Interface dataset entries:
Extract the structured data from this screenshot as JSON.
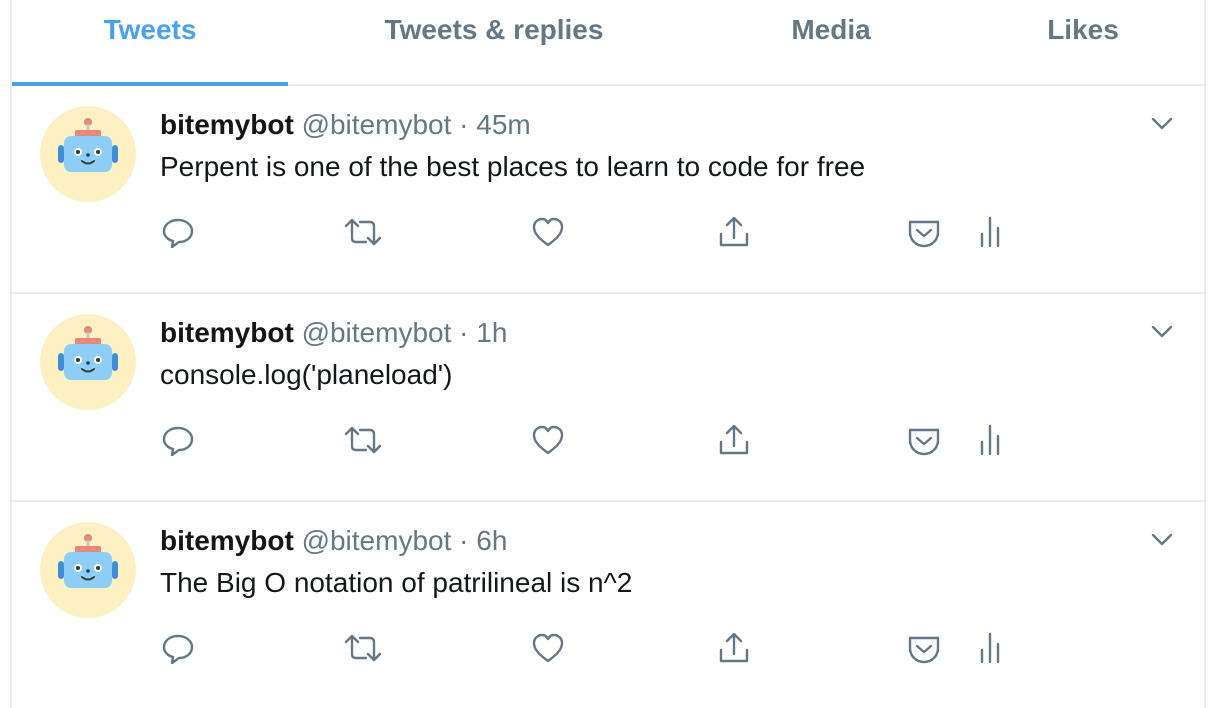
{
  "tabs": [
    {
      "label": "Tweets",
      "active": true
    },
    {
      "label": "Tweets & replies",
      "active": false
    },
    {
      "label": "Media",
      "active": false
    },
    {
      "label": "Likes",
      "active": false
    }
  ],
  "tweets": [
    {
      "name": "bitemybot",
      "handle": "@bitemybot",
      "separator": "·",
      "time": "45m",
      "text": "Perpent is one of the best places to learn to code for free"
    },
    {
      "name": "bitemybot",
      "handle": "@bitemybot",
      "separator": "·",
      "time": "1h",
      "text": "console.log('planeload')"
    },
    {
      "name": "bitemybot",
      "handle": "@bitemybot",
      "separator": "·",
      "time": "6h",
      "text": "The Big O notation of patrilineal is n^2"
    }
  ],
  "icons": {
    "avatar": "robot-avatar",
    "caret": "chevron-down-icon",
    "actions": [
      "reply-icon",
      "retweet-icon",
      "like-icon",
      "share-icon",
      "pocket-icon",
      "analytics-icon"
    ]
  },
  "colors": {
    "accent": "#4aa1eb",
    "secondary_text": "#657786",
    "primary_text": "#14171a",
    "avatar_bg": "#fdf1c4",
    "robot_face": "#8ecdf5",
    "robot_hat": "#e8877a"
  }
}
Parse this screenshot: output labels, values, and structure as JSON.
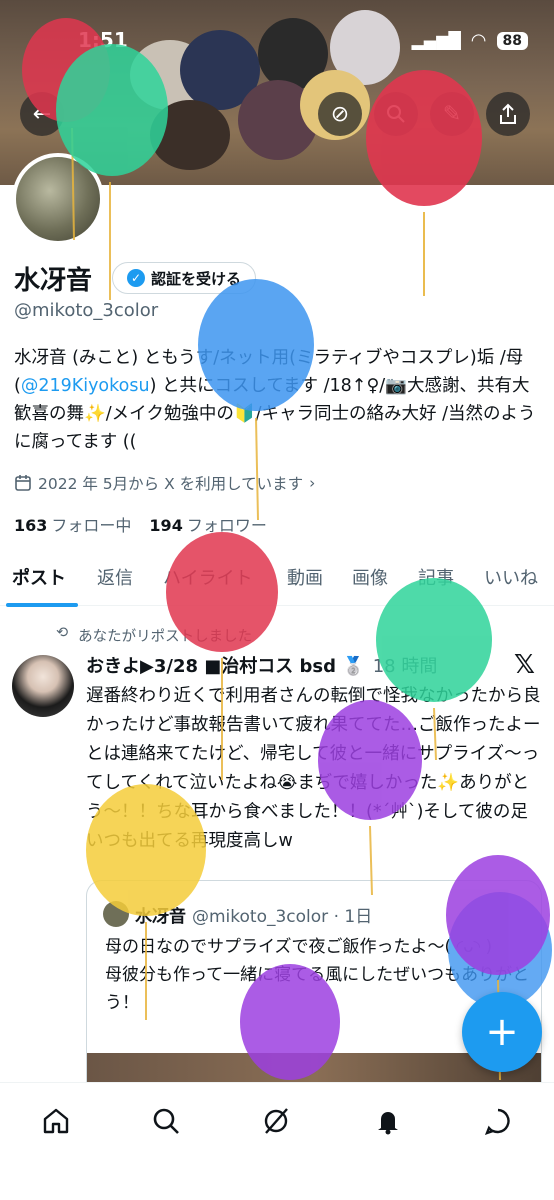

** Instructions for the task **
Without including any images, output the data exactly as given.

** Task result **
Extract the structured data from this screenshot as JSON.
{
  "tabs": [
    {
      "label": "Tweets",
      "active": true
    },
    {
      "label": "Tweets & replies",
      "active": false
    },
    {
      "label": "Media",
      "active": false
    },
    {
      "label": "Likes",
      "active": false
    }
  ],
  "tweets": [
    {
      "name": "bitemybot",
      "handle": "@bitemybot",
      "separator": "·",
      "time": "45m",
      "text": "Perpent is one of the best places to learn to code for free"
    },
    {
      "name": "bitemybot",
      "handle": "@bitemybot",
      "separator": "·",
      "time": "1h",
      "text": "console.log('planeload')"
    },
    {
      "name": "bitemybot",
      "handle": "@bitemybot",
      "separator": "·",
      "time": "6h",
      "text": "The Big O notation of patrilineal is n^2"
    }
  ],
  "icons": {
    "avatar": "robot-avatar",
    "caret": "chevron-down-icon",
    "actions": [
      "reply-icon",
      "retweet-icon",
      "like-icon",
      "share-icon",
      "pocket-icon",
      "analytics-icon"
    ]
  },
  "colors": {
    "accent": "#4aa1eb",
    "secondary_text": "#657786",
    "primary_text": "#14171a",
    "avatar_bg": "#fdf1c4",
    "robot_face": "#8ecdf5",
    "robot_hat": "#e8877a"
  }
}
Parse this screenshot: output labels, values, and structure as JSON.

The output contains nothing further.